I recently sat on a panel to interview candidates for a maintenance technician role. One candidate then mentioned that his current job pays him three hundred Ghana Cedis per month (equivalent to $75). I was in awe after I heard this and I just wanted to be clear on that so I asked; ‘Are you receiving this amount because you are on a contract basis?’ To my surprise, he answered saying he had been working with the said company for the past five years.
Let us look at this scenario;
I did not have a first degree or a diploma but had a certificate in broadcast journalism. I did not let my academic qualification stop me from applying for jobs I knew I would be able to do excellently even without a degree qualification because I believe in self-learning and application of knowledge. I had gathered experiences working with various firms that made my resume rich even without a degree.
With this, I applied to a company for an administrative assistant position for which I interviewed well and got the job. During salary negotiations, the country manager who was also in charge of recruitment offered an amount that to me, was fair enough and I was more than excited to take the job. Without being given an appointment letter, I was given a date to start work and told that the employment offer letter (which I did not receive until the second month of being on the job) would be given within the week I start. I started the job and even took on tasks that were not part of my job description and performed them excellently to the satisfaction of my immediate employers. My first month was ending and I was in high expectations of my salary because I had a lot of things to sort out on my budget list. I received a credit transaction notification from my bank only to realize that only half of the agreed salary was paid. You can imagine my confusion. I went forward to the country manager and asked for an explanation only for him to tell me that, the board had a meeting about my employment, they concluded to pay me half the amount because I did not have a degree or a diploma.
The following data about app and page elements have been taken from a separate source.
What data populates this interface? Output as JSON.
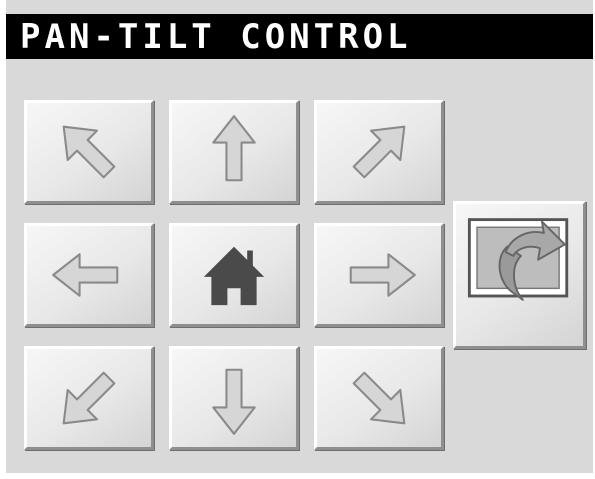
{
  "title": "PAN-TILT CONTROL",
  "colors": {
    "panel": "#d9d9d9",
    "titlebar": "#000000",
    "title_text": "#ffffff",
    "home_icon": "#4a4a4a",
    "arrow_fill": "#d6d6d6",
    "arrow_outline": "#8a8a8a"
  },
  "controls": {
    "up_left": {
      "icon": "arrow-up-left-icon"
    },
    "up": {
      "icon": "arrow-up-icon"
    },
    "up_right": {
      "icon": "arrow-up-right-icon"
    },
    "left": {
      "icon": "arrow-left-icon"
    },
    "home": {
      "icon": "home-icon"
    },
    "right": {
      "icon": "arrow-right-icon"
    },
    "down_left": {
      "icon": "arrow-down-left-icon"
    },
    "down": {
      "icon": "arrow-down-icon"
    },
    "down_right": {
      "icon": "arrow-down-right-icon"
    },
    "refresh": {
      "icon": "refresh-icon"
    }
  }
}
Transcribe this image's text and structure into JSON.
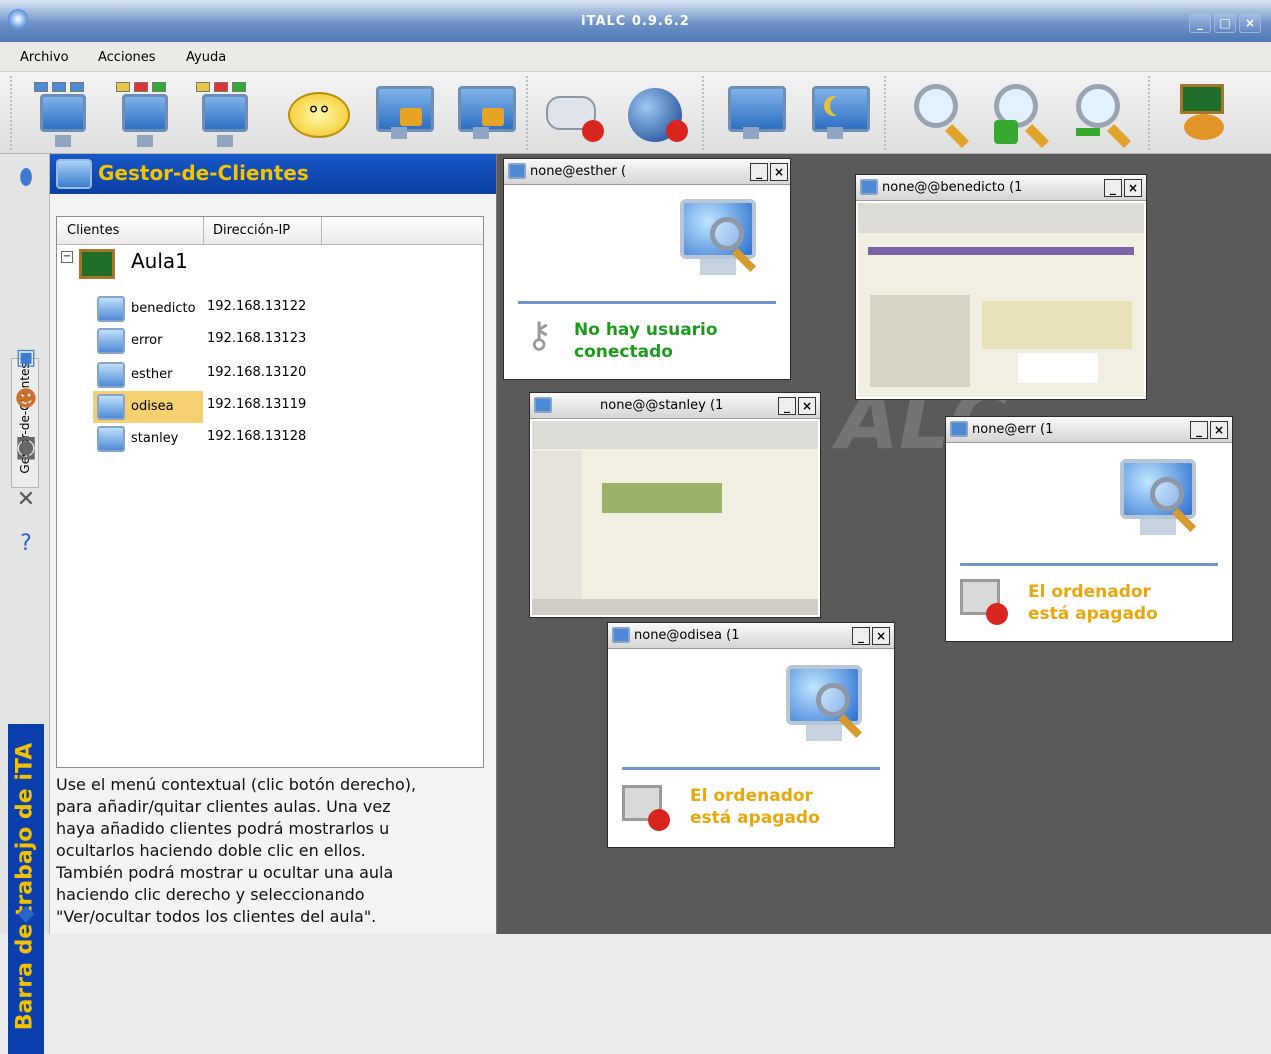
{
  "window": {
    "title": "iTALC 0.9.6.2"
  },
  "menu": {
    "items": [
      "Archivo",
      "Acciones",
      "Ayuda"
    ]
  },
  "toolbar": {
    "icons": [
      "classroom-overview-icon",
      "demo-icon",
      "fullscreen-demo-icon",
      "message-icon",
      "lock-icon",
      "unlock-icon",
      "games-disabled-icon",
      "internet-disabled-icon",
      "restart-icon",
      "power-down-icon",
      "zoom-fit-icon",
      "zoom-in-icon",
      "zoom-out-icon",
      "classroom-icon"
    ]
  },
  "sidebar": {
    "tab_clients": "Gestor-de-Clientes",
    "tab_workbar": "Barra de trabajo de iTA"
  },
  "panel": {
    "title": "Gestor-de-Clientes",
    "columns": [
      "Clientes",
      "Dirección-IP"
    ],
    "classroom": "Aula1",
    "clients": [
      {
        "name": "benedicto",
        "ip": "192.168.13122"
      },
      {
        "name": "error",
        "ip": "192.168.13123"
      },
      {
        "name": "esther",
        "ip": "192.168.13120"
      },
      {
        "name": "odisea",
        "ip": "192.168.13119"
      },
      {
        "name": "stanley",
        "ip": "192.168.13128"
      }
    ],
    "help_lines": [
      "Use el menú contextual (clic botón derecho),",
      "para añadir/quitar clientes aulas. Una vez",
      "haya añadido clientes podrá mostrarlos u",
      "ocultarlos haciendo doble clic en ellos.",
      "También podrá mostrar u ocultar una aula",
      "haciendo clic derecho y seleccionando",
      "\"Ver/ocultar todos los clientes del aula\"."
    ]
  },
  "clientwindows": [
    {
      "title": "none@esther (",
      "status1": "No hay usuario",
      "status2": "conectado"
    },
    {
      "title": "none@@benedicto (1"
    },
    {
      "title": "none@@stanley (1"
    },
    {
      "title": "none@err    (1",
      "status1": "El ordenador",
      "status2": "está apagado"
    },
    {
      "title": "none@odisea (1",
      "status1": "El ordenador",
      "status2": "está apagado"
    }
  ],
  "colors": {
    "accent": "#0b3fa3",
    "status_green": "#1e9a1e",
    "status_orange": "#e8a70c"
  },
  "window_buttons": {
    "minimize": "_",
    "maximize": "□",
    "close": "×"
  }
}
I was angry and disappointed. I did not feel appreciated and felt cheated for my commitment, hard work, achievement of targets, and for the days I stayed to work overtime I felt I did not deserve the salary I was being paid.
So, the questions that I kept asking myself were;
‘Did they not see the academic qualification on my resume before offering me the job?’
‘Why did they not tell me about the new salary arrangement earlier?’
‘Will my transportation costs take up all of my now meagre salary?’
‘How much would I be able to save and how can I survive in this job?’
‘Am I not doing the same job and even doing better than the other employees who have diplomas and degrees?’
I am certain many others have gone through or are going through a similar phase with salary issues at the workplace, but how to address the issue, is in itself another issue.
Do you know your worth as an employee?
How much are your time and input worth to you and your employer?
If you believe you are worth more than the salary you are receiving, why would you still stay?
Is it because you would rather settle for less than stay at home unemployed?
The period of ‘’you are fortunate to have a job’’ is long gone. Many employees think and know they should be paid more than they are currently earning but they fail to find ways to demand a raise.
In today’s tough economy, some employers have found ways of underpaying their employees due to high unemployment rates. The onus lies on employees to know their value and not settle for less than they deserve. This is not to say that the main aim of looking for a job should be based on financial benefits. The conducive working environment, networking opportunities, training programs and rich experiences gathered on the job go a long way to add value to the employee.
If you find yourself in an organisation where your employer is verbally abusive with salaries not being paid per the date stated in your appointment letter or if salaries are not being paid at all for a couple of months due to reasons you are not aware of, do well to inquire from management rather than sit down and hope things get better. You cannot work for free. Be actively and aggressively looking and applying for other jobs while you continue to push to get paid. If the employer fails to pay you after many promises, you must take the issue up to the labour authorities.
Some employers go as far as offering jobs by word of mouth without issuing employment or offer letters. As an employee, make sure you receive an offer letter before you accept to start working with an organisation. Ensure that you understand the terms and conditions, benefits, responsibilities and that you are satisfied with the remuneration that comes with the job.
Seek clarity if you do not understand anything stated in the offer letter before you sign and start work.
During your job search, ensure that you maintain realistic salary expectations with regards to the salary requirements.
Your salary or wage expectations should be realistic and in line with the current trends and standards of the industry or field, you have chosen. Do research on how much others in your position are earning in different institutions. If you have done your homework correctly, you should be bold enough to politely ask for the salary you deserve. Also, ensure that your experiences, skills set and academic credentials meet the requirements of the job. Make sure you are applying to the right jobs as well.
As an employee, see yourself as an entrepreneur with one big client. No matter how much you are earning, it is not going to be easy. You must be able to stand up for your value and that is what will get you the compensation you deserve. Your salary largely depends on your ability to demonstrate your value to your company.
At KUSI Consulting, we offer Human Resource Management Solutions, Salary Surveys, HR Procedure and Policy Implementation, Employer/Employee Relations Management, HR Consulting, Coaching and Counselling. Let us help you as you climb the ladder to a successful career.
Article by Francisca Baafi, HR Assistant at KUSI Consulting